* **WORK INSTRUCTION**: Copy every entry below verbatim, except for images.

--------------------------------

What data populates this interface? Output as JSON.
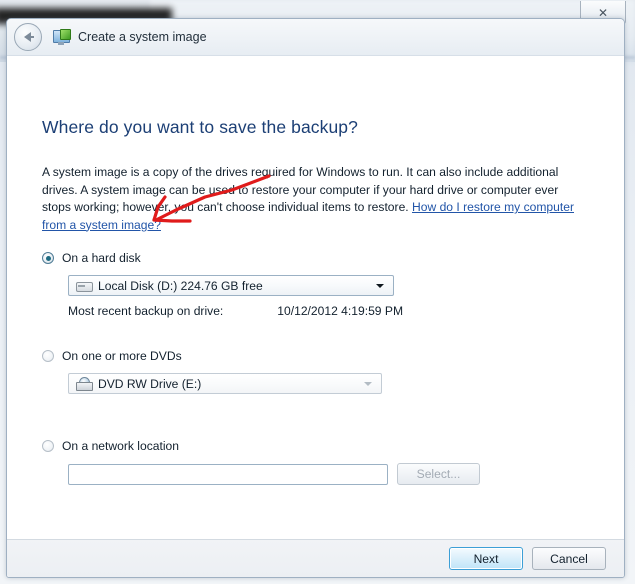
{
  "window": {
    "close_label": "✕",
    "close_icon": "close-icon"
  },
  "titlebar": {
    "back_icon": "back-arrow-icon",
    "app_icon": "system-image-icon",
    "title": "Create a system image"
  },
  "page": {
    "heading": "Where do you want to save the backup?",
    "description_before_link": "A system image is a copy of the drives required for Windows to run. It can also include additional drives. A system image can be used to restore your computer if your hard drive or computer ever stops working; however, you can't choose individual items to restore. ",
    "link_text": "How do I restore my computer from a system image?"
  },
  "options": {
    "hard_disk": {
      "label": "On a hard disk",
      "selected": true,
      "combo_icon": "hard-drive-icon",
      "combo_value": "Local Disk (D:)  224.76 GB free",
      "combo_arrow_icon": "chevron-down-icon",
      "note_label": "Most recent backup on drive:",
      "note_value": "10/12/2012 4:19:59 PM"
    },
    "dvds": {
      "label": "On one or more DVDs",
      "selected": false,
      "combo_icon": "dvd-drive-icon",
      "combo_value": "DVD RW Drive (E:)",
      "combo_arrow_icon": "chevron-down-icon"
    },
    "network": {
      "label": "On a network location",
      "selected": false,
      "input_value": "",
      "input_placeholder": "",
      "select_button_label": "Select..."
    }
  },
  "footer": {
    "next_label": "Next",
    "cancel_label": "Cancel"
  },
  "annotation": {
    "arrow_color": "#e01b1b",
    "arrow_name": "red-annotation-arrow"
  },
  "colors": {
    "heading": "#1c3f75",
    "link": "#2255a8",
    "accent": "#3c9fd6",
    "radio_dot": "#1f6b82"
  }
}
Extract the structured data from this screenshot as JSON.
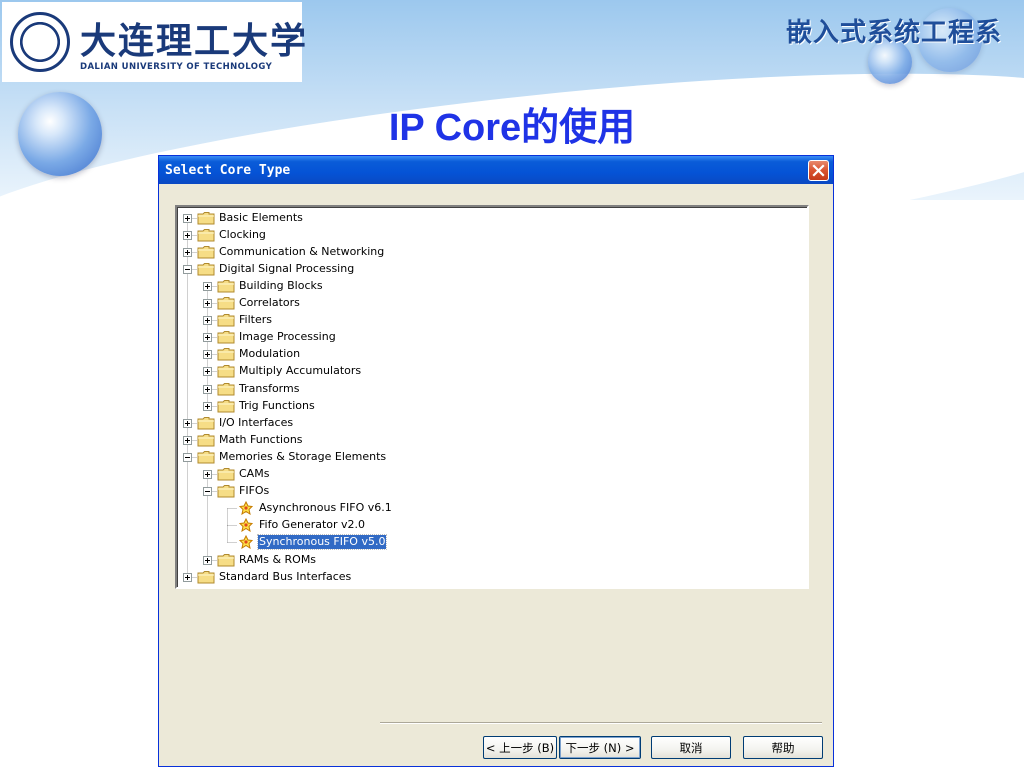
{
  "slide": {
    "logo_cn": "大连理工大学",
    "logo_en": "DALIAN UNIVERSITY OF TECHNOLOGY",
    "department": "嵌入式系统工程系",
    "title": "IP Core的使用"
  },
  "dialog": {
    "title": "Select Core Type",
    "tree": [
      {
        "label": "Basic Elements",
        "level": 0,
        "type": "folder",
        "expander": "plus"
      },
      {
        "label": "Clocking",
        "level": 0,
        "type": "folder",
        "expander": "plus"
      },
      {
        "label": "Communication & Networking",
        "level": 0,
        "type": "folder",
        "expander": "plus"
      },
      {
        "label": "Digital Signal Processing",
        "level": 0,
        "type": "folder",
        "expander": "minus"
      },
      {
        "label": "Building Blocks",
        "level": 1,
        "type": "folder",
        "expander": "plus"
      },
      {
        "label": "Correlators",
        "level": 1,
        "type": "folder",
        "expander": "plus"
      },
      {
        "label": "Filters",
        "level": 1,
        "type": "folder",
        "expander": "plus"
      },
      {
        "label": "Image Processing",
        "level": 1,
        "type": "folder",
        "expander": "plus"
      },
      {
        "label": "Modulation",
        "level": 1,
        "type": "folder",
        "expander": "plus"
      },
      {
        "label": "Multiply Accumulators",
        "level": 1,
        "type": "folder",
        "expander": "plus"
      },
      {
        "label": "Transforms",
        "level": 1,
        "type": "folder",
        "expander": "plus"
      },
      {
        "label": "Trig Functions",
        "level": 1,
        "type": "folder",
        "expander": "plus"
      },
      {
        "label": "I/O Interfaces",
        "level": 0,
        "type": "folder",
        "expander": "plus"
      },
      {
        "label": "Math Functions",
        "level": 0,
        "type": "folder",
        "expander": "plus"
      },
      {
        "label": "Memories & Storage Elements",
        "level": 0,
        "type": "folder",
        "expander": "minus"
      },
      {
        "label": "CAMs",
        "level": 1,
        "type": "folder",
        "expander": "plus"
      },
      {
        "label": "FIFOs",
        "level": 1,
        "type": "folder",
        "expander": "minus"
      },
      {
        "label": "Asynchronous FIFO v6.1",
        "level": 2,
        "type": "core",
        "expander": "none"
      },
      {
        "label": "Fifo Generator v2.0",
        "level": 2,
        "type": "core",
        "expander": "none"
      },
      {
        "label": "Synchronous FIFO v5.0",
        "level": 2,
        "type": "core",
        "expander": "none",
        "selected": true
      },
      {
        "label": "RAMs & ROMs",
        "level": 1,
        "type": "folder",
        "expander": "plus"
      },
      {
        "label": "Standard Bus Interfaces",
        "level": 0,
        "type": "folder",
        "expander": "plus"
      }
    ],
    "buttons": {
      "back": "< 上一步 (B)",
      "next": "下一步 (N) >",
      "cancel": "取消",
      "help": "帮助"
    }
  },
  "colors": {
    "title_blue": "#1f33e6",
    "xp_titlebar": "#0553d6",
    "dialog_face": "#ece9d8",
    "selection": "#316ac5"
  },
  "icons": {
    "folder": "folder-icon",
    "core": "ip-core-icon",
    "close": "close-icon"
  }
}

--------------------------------

* **RESULT FOR THIS EXERCISE**:
What data populates this interface? Output as JSON.
{
  "window": {
    "close_label": "✕",
    "close_icon": "close-icon"
  },
  "titlebar": {
    "back_icon": "back-arrow-icon",
    "app_icon": "system-image-icon",
    "title": "Create a system image"
  },
  "page": {
    "heading": "Where do you want to save the backup?",
    "description_before_link": "A system image is a copy of the drives required for Windows to run. It can also include additional drives. A system image can be used to restore your computer if your hard drive or computer ever stops working; however, you can't choose individual items to restore. ",
    "link_text": "How do I restore my computer from a system image?"
  },
  "options": {
    "hard_disk": {
      "label": "On a hard disk",
      "selected": true,
      "combo_icon": "hard-drive-icon",
      "combo_value": "Local Disk (D:)  224.76 GB free",
      "combo_arrow_icon": "chevron-down-icon",
      "note_label": "Most recent backup on drive:",
      "note_value": "10/12/2012 4:19:59 PM"
    },
    "dvds": {
      "label": "On one or more DVDs",
      "selected": false,
      "combo_icon": "dvd-drive-icon",
      "combo_value": "DVD RW Drive (E:)",
      "combo_arrow_icon": "chevron-down-icon"
    },
    "network": {
      "label": "On a network location",
      "selected": false,
      "input_value": "",
      "input_placeholder": "",
      "select_button_label": "Select..."
    }
  },
  "footer": {
    "next_label": "Next",
    "cancel_label": "Cancel"
  },
  "annotation": {
    "arrow_color": "#e01b1b",
    "arrow_name": "red-annotation-arrow"
  },
  "colors": {
    "heading": "#1c3f75",
    "link": "#2255a8",
    "accent": "#3c9fd6",
    "radio_dot": "#1f6b82"
  }
}
Extract the structured data from this screenshot as JSON.
{
  "slide": {
    "logo_cn": "大连理工大学",
    "logo_en": "DALIAN UNIVERSITY OF TECHNOLOGY",
    "department": "嵌入式系统工程系",
    "title": "IP Core的使用"
  },
  "dialog": {
    "title": "Select Core Type",
    "tree": [
      {
        "label": "Basic Elements",
        "level": 0,
        "type": "folder",
        "expander": "plus"
      },
      {
        "label": "Clocking",
        "level": 0,
        "type": "folder",
        "expander": "plus"
      },
      {
        "label": "Communication & Networking",
        "level": 0,
        "type": "folder",
        "expander": "plus"
      },
      {
        "label": "Digital Signal Processing",
        "level": 0,
        "type": "folder",
        "expander": "minus"
      },
      {
        "label": "Building Blocks",
        "level": 1,
        "type": "folder",
        "expander": "plus"
      },
      {
        "label": "Correlators",
        "level": 1,
        "type": "folder",
        "expander": "plus"
      },
      {
        "label": "Filters",
        "level": 1,
        "type": "folder",
        "expander": "plus"
      },
      {
        "label": "Image Processing",
        "level": 1,
        "type": "folder",
        "expander": "plus"
      },
      {
        "label": "Modulation",
        "level": 1,
        "type": "folder",
        "expander": "plus"
      },
      {
        "label": "Multiply Accumulators",
        "level": 1,
        "type": "folder",
        "expander": "plus"
      },
      {
        "label": "Transforms",
        "level": 1,
        "type": "folder",
        "expander": "plus"
      },
      {
        "label": "Trig Functions",
        "level": 1,
        "type": "folder",
        "expander": "plus"
      },
      {
        "label": "I/O Interfaces",
        "level": 0,
        "type": "folder",
        "expander": "plus"
      },
      {
        "label": "Math Functions",
        "level": 0,
        "type": "folder",
        "expander": "plus"
      },
      {
        "label": "Memories & Storage Elements",
        "level": 0,
        "type": "folder",
        "expander": "minus"
      },
      {
        "label": "CAMs",
        "level": 1,
        "type": "folder",
        "expander": "plus"
      },
      {
        "label": "FIFOs",
        "level": 1,
        "type": "folder",
        "expander": "minus"
      },
      {
        "label": "Asynchronous FIFO v6.1",
        "level": 2,
        "type": "core",
        "expander": "none"
      },
      {
        "label": "Fifo Generator v2.0",
        "level": 2,
        "type": "core",
        "expander": "none"
      },
      {
        "label": "Synchronous FIFO v5.0",
        "level": 2,
        "type": "core",
        "expander": "none",
        "selected": true
      },
      {
        "label": "RAMs & ROMs",
        "level": 1,
        "type": "folder",
        "expander": "plus"
      },
      {
        "label": "Standard Bus Interfaces",
        "level": 0,
        "type": "folder",
        "expander": "plus"
      }
    ],
    "buttons": {
      "back": "< 上一步 (B)",
      "next": "下一步 (N) >",
      "cancel": "取消",
      "help": "帮助"
    }
  },
  "colors": {
    "title_blue": "#1f33e6",
    "xp_titlebar": "#0553d6",
    "dialog_face": "#ece9d8",
    "selection": "#316ac5"
  },
  "icons": {
    "folder": "folder-icon",
    "core": "ip-core-icon",
    "close": "close-icon"
  }
}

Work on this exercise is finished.